Laying out the “warn me before I cut somewhere stupid” lines for the side plates. I'm taking some liberties with the shape vs. the plans, but not altering anything important.

Regards,
Ron

Offline RReid

  • Full Member
  • ****
  • Posts: 347
  • Northern California
Re: An Upshur Farm Engine
« Reply #9 on: September 16, 2021, 12:55:04 AM »
To cut out the side plates, first the concave bits were defined using a 1/2” end mill. I used XY coordinates for location, the lines are just for back-up and reference.

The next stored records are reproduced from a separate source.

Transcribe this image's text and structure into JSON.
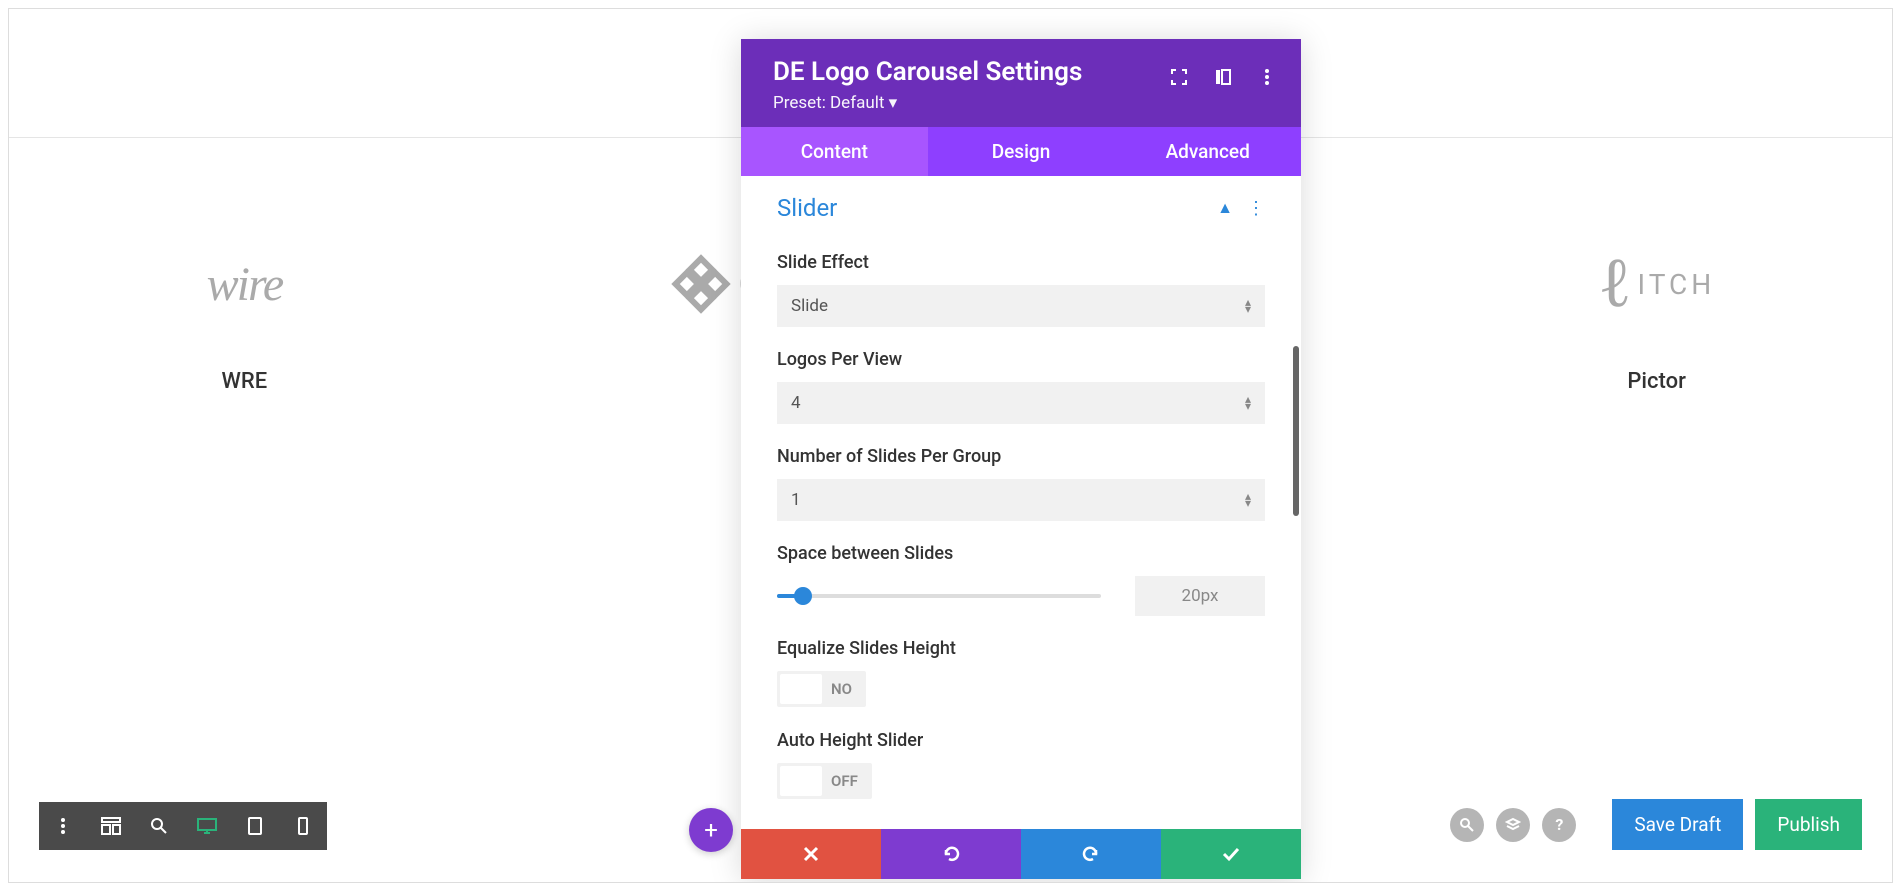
{
  "modal": {
    "title": "DE Logo Carousel Settings",
    "preset": "Preset: Default ▾",
    "tabs": {
      "content": "Content",
      "design": "Design",
      "advanced": "Advanced"
    },
    "section": {
      "title": "Slider",
      "fields": {
        "slide_effect": {
          "label": "Slide Effect",
          "value": "Slide"
        },
        "logos_per_view": {
          "label": "Logos Per View",
          "value": "4"
        },
        "slides_per_group": {
          "label": "Number of Slides Per Group",
          "value": "1"
        },
        "space_between": {
          "label": "Space between Slides",
          "value": "20px"
        },
        "equalize_height": {
          "label": "Equalize Slides Height",
          "value": "NO"
        },
        "auto_height": {
          "label": "Auto Height Slider",
          "value": "OFF"
        }
      }
    }
  },
  "logos": {
    "items": [
      {
        "name": "WRE"
      },
      {
        "name": ""
      },
      {
        "name": ""
      },
      {
        "name": "Pictor"
      }
    ]
  },
  "actions": {
    "save_draft": "Save Draft",
    "publish": "Publish",
    "add": "+"
  },
  "pitch_text": "ITCH"
}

A 3/16” end mill was used to to connect all the straight lines and cut the part free. Then it was bolted to the second side and used as a template to machine the shape of that one. The convex curve was done by hand using the bandsaw, file, and a Dremel sanding drum. Finally, with the parts still bolted together, the crankshaft holes were drilled and reamed to 1/2”. (I neglected to take any pictures of these last steps).


Nearly done with the frame, just a bit of clean-up still to do, and the drilling/tapping to mount the top plate.

Regards,
Ron

Offline sid pileski

  • Full Member
  • ****
  • Posts: 96
Re: An Upshur Farm Engine
« Reply #10 on: September 16, 2021, 01:26:04 PM »
I like the extra effort you put in to make it look less boxy.

Sid.

Offline joe d

  • Full Member
  • ****
  • Posts: 393
  • Montreal, Canada
Re: An Upshur Farm Engine
« Reply #11 on: September 17, 2021, 01:11:00 AM »
That turned out really nice, Ron! :ThumbsUp:

Cheers, Joe

Offline RReid

  • Full Member
  • ****
  • Posts: 347
  • Northern California
Re: An Upshur Farm Engine
« Reply #12 on: September 17, 2021, 01:15:39 AM »
Thanks Joe!
Thanks Sid!

Just about the time I got finished drilling and tapping the holes for the top plate and sanding out the last of the tool marks in the convex portion of the side plates, UPS showed up with my McMaster order. In there was the bar of 1/2” x 1” hot rolled cold rolled (oops, ordered the wrong part #) for the crankshaft, so I could get right to work on that next. JIT deliveries, just like the big boys!

Mr. Upshur's plans offer the option of either a turned crankshaft or a fabricated version using drill rod and bar stock cheeks, silver soldered together. I'm going for the turned version first. If that doesn't work out for some reason I can try the other. First step after sawing off a suitable piece was to accurately center drill the ends for turning between centers. One pair for turning the crank pin and another pair for the main shaft.


Some time back I made a head stock live center to fit the Taig spindle taper, with a threaded drawbar to keep it seated. This is the first good excuse I've had to use it! For this part the 4J works perfectly as a drive dog, with 2 jaws brought down lightly against the sides of the bar, and the other two offering moral support. In the first picture below I retracted one jaw so the center can just be seen.


The sawn-out notch gives a headstart in turning the crank pin.
« Last Edit: September 17, 2021, 02:33:05 AM by RReid »
Regards,
Ron

Offline Dave Otto

  • Full Member
  • *****
  • Posts: 4146
  • Boise, Idaho USA
    • Photo Bucket
Re: An Upshur Farm Engine
« Reply #13 on: September 17, 2021, 01:26:41 AM »
Moving right along Ron, lots of good progress!  :ThumbsUp:

Dave

Offline Art K

  • Full Member
  • ****
  • Posts: 1584
  • Madison, Wisconsin USA
Re: An Upshur Farm Engine
« Reply #14 on: September 17, 2021, 01:36:42 AM »
Ron,
You are making good progress. I like your treatment of the crank case, it looks good!
Art
"The beautiful thing about learning is that no one can take it away from you" B.B. King